While in the midst of depression, we think we have no future and no hope. But in Christ, we always have hope and a future. 1 Corinthians 2:9 "No eye has seen, no ear has heard, no mind has conceived what God has prepared for those who love him."
Hope enters our lives again when we know that it is only a matter of time (whether weeks or months, or in the case of some symptoms, years) for our nervous system to recover from this cycle. When I read "Self Help for your Nerves," hope flooded through me, as you can see from this diary entry:
28th July 1990 -
This book has taught me how to react so that the merry go round will be stopped. And it's teaching me how to react whenever it strikes again in the future.
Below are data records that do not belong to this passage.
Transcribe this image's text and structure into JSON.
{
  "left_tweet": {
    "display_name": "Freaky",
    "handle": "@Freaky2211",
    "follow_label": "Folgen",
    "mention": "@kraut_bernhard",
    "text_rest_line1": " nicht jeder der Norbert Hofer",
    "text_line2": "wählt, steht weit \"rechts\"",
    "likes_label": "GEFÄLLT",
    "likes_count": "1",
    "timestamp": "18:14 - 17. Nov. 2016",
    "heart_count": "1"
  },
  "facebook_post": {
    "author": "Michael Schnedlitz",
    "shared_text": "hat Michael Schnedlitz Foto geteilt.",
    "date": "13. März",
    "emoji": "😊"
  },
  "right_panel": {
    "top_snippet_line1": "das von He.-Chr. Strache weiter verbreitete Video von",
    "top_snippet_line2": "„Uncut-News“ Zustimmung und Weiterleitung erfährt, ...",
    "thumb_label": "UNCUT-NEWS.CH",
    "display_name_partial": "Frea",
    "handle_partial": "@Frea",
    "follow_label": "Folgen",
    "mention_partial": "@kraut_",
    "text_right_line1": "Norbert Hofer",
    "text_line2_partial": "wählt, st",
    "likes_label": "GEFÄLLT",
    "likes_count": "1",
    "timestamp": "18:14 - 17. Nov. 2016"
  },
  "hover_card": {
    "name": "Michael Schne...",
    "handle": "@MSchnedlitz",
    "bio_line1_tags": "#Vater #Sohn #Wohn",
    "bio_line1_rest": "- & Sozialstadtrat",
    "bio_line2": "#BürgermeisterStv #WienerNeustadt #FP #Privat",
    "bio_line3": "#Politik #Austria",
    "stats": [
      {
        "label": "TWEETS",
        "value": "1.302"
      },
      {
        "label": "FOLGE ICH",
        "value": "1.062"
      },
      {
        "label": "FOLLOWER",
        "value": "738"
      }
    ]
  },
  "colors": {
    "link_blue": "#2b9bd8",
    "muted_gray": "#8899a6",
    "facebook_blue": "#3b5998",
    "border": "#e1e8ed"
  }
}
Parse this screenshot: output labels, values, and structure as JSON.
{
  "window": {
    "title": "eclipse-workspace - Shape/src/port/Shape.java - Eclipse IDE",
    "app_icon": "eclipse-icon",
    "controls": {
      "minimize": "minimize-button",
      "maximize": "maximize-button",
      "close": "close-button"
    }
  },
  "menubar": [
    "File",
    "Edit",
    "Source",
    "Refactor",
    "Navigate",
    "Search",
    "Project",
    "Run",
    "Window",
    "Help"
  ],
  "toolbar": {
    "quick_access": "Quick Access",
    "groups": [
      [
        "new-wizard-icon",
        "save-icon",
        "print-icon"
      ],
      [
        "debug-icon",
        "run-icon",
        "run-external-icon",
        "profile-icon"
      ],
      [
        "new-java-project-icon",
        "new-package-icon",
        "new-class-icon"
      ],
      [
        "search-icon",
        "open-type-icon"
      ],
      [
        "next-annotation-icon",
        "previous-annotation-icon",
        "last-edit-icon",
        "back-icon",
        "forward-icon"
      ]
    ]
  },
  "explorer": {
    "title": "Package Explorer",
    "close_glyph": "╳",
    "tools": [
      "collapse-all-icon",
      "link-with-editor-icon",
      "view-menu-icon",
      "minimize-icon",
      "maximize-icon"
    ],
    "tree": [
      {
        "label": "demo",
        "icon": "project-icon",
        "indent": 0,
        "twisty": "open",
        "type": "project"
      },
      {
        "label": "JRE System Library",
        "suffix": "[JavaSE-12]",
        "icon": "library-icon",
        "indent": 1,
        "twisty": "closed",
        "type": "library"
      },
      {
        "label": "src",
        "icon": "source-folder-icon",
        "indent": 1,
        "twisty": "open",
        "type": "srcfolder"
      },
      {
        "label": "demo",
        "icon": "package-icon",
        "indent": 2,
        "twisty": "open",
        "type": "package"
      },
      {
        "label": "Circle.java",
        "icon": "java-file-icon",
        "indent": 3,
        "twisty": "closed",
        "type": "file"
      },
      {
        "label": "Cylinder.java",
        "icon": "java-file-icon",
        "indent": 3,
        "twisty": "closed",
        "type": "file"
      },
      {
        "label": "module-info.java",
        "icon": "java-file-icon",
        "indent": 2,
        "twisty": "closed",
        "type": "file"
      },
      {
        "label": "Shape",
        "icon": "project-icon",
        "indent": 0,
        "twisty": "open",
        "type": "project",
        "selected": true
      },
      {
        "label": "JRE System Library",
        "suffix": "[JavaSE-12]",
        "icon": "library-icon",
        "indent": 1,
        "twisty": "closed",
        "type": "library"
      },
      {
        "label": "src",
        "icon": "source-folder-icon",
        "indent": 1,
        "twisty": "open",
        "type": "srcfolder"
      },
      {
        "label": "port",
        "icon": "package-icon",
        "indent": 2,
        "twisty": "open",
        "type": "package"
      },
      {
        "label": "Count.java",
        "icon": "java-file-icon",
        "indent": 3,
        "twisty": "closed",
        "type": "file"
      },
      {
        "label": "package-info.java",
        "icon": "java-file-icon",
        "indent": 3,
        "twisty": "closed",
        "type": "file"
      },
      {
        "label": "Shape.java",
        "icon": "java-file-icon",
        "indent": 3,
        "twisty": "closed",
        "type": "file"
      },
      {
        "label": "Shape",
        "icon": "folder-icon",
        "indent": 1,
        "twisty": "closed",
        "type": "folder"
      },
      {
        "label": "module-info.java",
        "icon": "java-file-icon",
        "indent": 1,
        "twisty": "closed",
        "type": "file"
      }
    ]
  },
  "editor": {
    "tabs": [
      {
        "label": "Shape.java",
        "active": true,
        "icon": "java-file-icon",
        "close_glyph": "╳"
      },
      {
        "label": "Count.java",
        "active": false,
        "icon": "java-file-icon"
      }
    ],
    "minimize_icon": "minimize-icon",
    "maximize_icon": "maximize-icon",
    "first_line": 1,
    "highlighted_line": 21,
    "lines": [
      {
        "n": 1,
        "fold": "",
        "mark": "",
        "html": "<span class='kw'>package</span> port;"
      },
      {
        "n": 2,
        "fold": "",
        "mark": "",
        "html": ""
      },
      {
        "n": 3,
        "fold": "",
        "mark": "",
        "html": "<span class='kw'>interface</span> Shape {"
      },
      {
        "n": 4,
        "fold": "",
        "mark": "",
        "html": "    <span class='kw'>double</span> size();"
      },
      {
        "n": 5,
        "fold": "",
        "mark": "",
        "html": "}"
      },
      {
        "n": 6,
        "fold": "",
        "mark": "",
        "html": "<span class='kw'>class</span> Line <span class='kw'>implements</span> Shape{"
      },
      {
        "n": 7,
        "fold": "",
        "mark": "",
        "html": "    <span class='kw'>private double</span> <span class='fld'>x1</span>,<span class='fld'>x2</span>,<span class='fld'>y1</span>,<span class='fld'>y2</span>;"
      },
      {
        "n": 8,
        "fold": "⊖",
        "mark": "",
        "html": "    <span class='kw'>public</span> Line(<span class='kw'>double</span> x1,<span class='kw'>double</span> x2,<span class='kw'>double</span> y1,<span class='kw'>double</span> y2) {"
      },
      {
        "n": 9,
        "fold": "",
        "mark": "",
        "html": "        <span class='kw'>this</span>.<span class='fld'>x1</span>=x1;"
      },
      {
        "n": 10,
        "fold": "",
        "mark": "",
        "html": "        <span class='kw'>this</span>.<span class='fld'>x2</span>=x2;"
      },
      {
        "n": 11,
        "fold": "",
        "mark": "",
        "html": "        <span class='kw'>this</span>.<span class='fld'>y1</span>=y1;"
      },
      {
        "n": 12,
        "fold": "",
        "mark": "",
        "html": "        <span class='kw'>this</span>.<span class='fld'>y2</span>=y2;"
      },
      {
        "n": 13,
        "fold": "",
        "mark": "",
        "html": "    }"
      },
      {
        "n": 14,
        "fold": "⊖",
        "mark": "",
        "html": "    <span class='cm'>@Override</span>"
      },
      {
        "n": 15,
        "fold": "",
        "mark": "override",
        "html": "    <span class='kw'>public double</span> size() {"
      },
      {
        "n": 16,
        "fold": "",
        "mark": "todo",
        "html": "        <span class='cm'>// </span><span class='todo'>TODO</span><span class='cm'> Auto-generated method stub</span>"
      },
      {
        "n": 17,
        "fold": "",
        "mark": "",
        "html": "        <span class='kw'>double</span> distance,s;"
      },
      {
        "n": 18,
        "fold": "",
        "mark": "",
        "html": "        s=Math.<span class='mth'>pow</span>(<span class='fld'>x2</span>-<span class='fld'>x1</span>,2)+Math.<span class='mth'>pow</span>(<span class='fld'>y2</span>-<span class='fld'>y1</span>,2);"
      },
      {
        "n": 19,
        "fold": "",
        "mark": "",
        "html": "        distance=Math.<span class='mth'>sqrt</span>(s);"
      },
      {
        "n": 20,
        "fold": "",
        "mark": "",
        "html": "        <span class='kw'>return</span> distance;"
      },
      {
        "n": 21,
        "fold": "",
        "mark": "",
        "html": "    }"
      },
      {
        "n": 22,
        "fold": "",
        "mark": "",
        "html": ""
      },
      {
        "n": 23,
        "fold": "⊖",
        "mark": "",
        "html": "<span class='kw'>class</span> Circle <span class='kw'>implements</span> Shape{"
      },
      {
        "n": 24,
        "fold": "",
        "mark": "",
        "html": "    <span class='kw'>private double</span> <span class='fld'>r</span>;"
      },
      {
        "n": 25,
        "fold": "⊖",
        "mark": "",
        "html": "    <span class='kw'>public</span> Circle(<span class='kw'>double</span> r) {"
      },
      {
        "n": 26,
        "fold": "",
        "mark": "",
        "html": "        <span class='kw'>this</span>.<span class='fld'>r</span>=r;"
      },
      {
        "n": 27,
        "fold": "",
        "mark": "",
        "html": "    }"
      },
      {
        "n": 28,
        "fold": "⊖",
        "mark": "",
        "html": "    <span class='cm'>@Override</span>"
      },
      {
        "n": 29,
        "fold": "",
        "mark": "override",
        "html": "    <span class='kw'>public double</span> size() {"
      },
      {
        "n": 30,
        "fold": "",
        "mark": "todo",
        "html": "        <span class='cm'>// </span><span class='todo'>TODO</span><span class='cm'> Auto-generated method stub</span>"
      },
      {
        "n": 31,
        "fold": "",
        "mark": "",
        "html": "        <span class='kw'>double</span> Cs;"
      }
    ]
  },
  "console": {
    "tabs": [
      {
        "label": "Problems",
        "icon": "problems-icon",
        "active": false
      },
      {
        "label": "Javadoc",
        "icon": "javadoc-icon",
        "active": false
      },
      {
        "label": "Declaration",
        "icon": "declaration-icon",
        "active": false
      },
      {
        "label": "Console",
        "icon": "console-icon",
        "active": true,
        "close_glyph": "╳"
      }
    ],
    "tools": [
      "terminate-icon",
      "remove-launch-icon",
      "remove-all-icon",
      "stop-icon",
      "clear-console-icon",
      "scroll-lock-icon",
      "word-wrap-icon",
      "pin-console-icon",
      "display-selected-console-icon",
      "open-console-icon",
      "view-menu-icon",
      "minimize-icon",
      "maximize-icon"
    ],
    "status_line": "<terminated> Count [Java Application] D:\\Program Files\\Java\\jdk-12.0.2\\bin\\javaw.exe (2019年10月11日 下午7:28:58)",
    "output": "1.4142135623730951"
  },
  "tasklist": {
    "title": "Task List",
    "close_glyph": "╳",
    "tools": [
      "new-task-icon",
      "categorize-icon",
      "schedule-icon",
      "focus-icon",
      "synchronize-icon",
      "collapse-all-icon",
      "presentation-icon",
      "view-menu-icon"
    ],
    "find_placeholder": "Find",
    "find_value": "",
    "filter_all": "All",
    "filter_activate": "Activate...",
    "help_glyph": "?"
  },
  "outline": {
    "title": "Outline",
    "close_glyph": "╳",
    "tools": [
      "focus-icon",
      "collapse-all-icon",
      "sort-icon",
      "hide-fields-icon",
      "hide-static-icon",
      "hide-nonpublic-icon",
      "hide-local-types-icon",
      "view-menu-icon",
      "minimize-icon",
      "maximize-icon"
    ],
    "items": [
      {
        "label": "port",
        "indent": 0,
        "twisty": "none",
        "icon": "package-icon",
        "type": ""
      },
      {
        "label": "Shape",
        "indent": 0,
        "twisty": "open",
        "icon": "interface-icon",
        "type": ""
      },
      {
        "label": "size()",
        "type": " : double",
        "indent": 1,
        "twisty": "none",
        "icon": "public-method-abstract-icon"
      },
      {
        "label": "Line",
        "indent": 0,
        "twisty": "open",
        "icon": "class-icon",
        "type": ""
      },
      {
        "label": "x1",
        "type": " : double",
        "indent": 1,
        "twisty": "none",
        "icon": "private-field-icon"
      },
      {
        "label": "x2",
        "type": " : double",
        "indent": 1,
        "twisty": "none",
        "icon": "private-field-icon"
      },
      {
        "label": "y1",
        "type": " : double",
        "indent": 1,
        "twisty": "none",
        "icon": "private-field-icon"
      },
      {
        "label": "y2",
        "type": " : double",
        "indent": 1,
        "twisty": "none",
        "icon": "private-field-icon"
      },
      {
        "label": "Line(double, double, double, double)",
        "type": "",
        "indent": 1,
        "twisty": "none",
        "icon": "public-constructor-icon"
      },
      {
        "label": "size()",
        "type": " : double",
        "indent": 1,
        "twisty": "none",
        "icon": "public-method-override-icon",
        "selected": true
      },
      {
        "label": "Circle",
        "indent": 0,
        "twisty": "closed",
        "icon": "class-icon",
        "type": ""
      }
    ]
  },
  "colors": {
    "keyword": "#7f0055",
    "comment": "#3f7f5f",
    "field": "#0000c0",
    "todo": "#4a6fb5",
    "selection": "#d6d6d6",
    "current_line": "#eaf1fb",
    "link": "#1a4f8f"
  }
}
The Importance of Surrender
To recover from depression we need to surrender every aspect of our life, including our desires and will, to Jesus. Romans 8:28 assures us that God is trustworthy. 'And we know that in all things God works for the good of those who love him, who have been called according to his purpose.'
At the end of World War Two, the Allies demanded that Germany surrender to them unconditionally. That meant the Allies set all of the terms of the surrender and that Germany could not make any demands of its own. We sing, "All to Jesus, I surrender," but do we really surrender everything? (I am pointing a finger at myself here too!) For when suffering comes along, instead of surrendering all of our will to Him, we typically react by fearing, fleeing or fighting - because we do not want to be where we are. Yet, by reacting like this, we make the suffering worse as this causes more adrenalin to flow.
When we accept what we are going instead of fearing, fleeing or fighting it, when we learn to live with it, and let time pass, we can find rest again. "Come to me, all you who are weary and burdened, and I will give you rest." Matthew 11:28.
(Note, this is a completely revised older post.)
(1) 'Self Help for Your Nerves,' Doctor Claire Weekes, Angus & Robertston Publishers, 1989, p21.
(2) 'Self Help for Your Nerves,' Doctor Claire Weekes, Angus & Robertston Publishers, 1989, p19. Note, Dr Weekes includes 'floating' as a step in the treatment technique, whereas I wrote 'learn to live with it.' In my case I found the 'floating' concept hard to grasp, but easily related to that step (or my interpretation of it) when I thought of it as 'learning to live with it.'
(3) 'Self Help for Your Nerves,' Doctor Claire Weekes, Angus & Robertston Publishers, 1989, p22.